**Goal of the exercise**. Across the data below, how many lines have the word "Другой" in them? Give the number and nothing else.

***** Record set *****

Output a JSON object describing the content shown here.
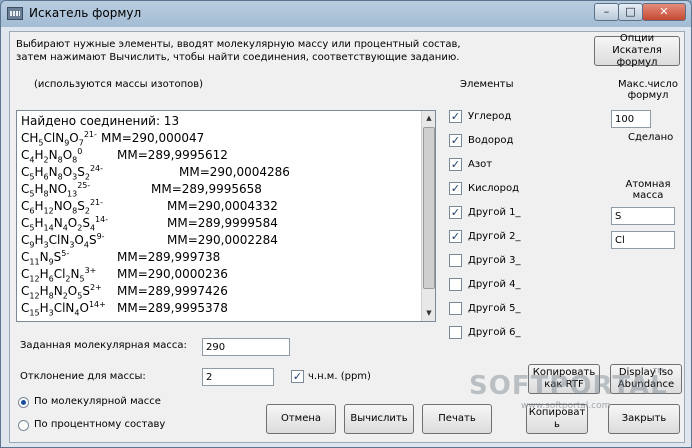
{
  "window": {
    "title": "Искатель формул",
    "min": "–",
    "max": "□",
    "close": "✕"
  },
  "intro": {
    "line1": "Выбирают нужные элементы, вводят молекулярную массу или процентный состав,",
    "line2": "затем нажимают Вычислить, чтобы найти соединения, соответствующие заданию.",
    "isotopes": "(используются массы изотопов)"
  },
  "options_button": {
    "line1": "Опции Искателя",
    "line2": "формул"
  },
  "elements": {
    "header": "Элементы",
    "items": [
      {
        "label": "Углерод",
        "checked": true
      },
      {
        "label": "Водород",
        "checked": true
      },
      {
        "label": "Азот",
        "checked": true
      },
      {
        "label": "Кислород",
        "checked": true
      },
      {
        "label": "Другой 1_",
        "checked": true
      },
      {
        "label": "Другой 2_",
        "checked": true
      },
      {
        "label": "Другой 3_",
        "checked": false
      },
      {
        "label": "Другой 4_",
        "checked": false
      },
      {
        "label": "Другой 5_",
        "checked": false
      },
      {
        "label": "Другой 6_",
        "checked": false
      }
    ]
  },
  "right_panel": {
    "max_formulas_label1": "Макс.число",
    "max_formulas_label2": "формул",
    "max_formulas_value": "100",
    "done": "Сделано",
    "atomic_mass_label1": "Атомная",
    "atomic_mass_label2": "масса",
    "other1_value": "S",
    "other2_value": "Cl"
  },
  "results": {
    "header": "Найдено соединений:  13",
    "rows": [
      {
        "formula": "CH<sub>5</sub>ClN<sub>9</sub>O<sub>7</sub><sup>21-</sup>",
        "mass": "MM=290,000047",
        "indent": 80
      },
      {
        "formula": "C<sub>4</sub>H<sub>2</sub>N<sub>8</sub>O<sub>8</sub><sup>0</sup>",
        "mass": "MM=289,9995612",
        "indent": 96
      },
      {
        "formula": "C<sub>5</sub>H<sub>6</sub>N<sub>8</sub>O<sub>3</sub>S<sub>2</sub><sup>24-</sup>",
        "mass": "MM=290,0004286",
        "indent": 158
      },
      {
        "formula": "C<sub>5</sub>H<sub>8</sub>NO<sub>13</sub><sup>25-</sup>",
        "mass": "MM=289,9995658",
        "indent": 130
      },
      {
        "formula": "C<sub>6</sub>H<sub>12</sub>NO<sub>8</sub>S<sub>2</sub><sup>21-</sup>",
        "mass": "MM=290,0004332",
        "indent": 146
      },
      {
        "formula": "C<sub>5</sub>H<sub>14</sub>N<sub>4</sub>O<sub>2</sub>S<sub>4</sub><sup>14-</sup>",
        "mass": "MM=289,9999584",
        "indent": 146
      },
      {
        "formula": "C<sub>9</sub>H<sub>3</sub>ClN<sub>3</sub>O<sub>4</sub>S<sup>9-</sup>",
        "mass": "MM=290,0002284",
        "indent": 146
      },
      {
        "formula": "C<sub>11</sub>N<sub>9</sub>S<sup>5-</sup>",
        "mass": "MM=289,999738",
        "indent": 96
      },
      {
        "formula": "C<sub>12</sub>H<sub>6</sub>Cl<sub>2</sub>N<sub>5</sub><sup>3+</sup>",
        "mass": "MM=290,0000236",
        "indent": 96
      },
      {
        "formula": "C<sub>12</sub>H<sub>8</sub>N<sub>2</sub>O<sub>5</sub>S<sup>2+</sup>",
        "mass": "MM=289,9997426",
        "indent": 96
      },
      {
        "formula": "C<sub>15</sub>H<sub>3</sub>ClN<sub>4</sub>O<sup>14+</sup>",
        "mass": "MM=289,9995378",
        "indent": 96
      }
    ]
  },
  "inputs": {
    "mass_label": "Заданная молекулярная масса:",
    "mass_value": "290",
    "deviation_label": "Отклонение для массы:",
    "deviation_value": "2",
    "ppm_label": "ч.н.м. (ppm)",
    "ppm_checked": true
  },
  "radios": {
    "by_mass": "По молекулярной массе",
    "by_percent": "По процентному составу"
  },
  "buttons": {
    "copy_rtf_1": "Копировать",
    "copy_rtf_2": "как RTF",
    "display_iso_1": "Display Iso",
    "display_iso_2": "Abundance",
    "cancel": "Отмена",
    "calculate": "Вычислить",
    "print": "Печать",
    "copy_1": "Копироват",
    "copy_2": "ь",
    "close": "Закрыть"
  },
  "watermark": {
    "main": "SOFTPORTAL",
    "tm": "TM",
    "url": "www.softportal.com"
  }
}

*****

**Task output**. 6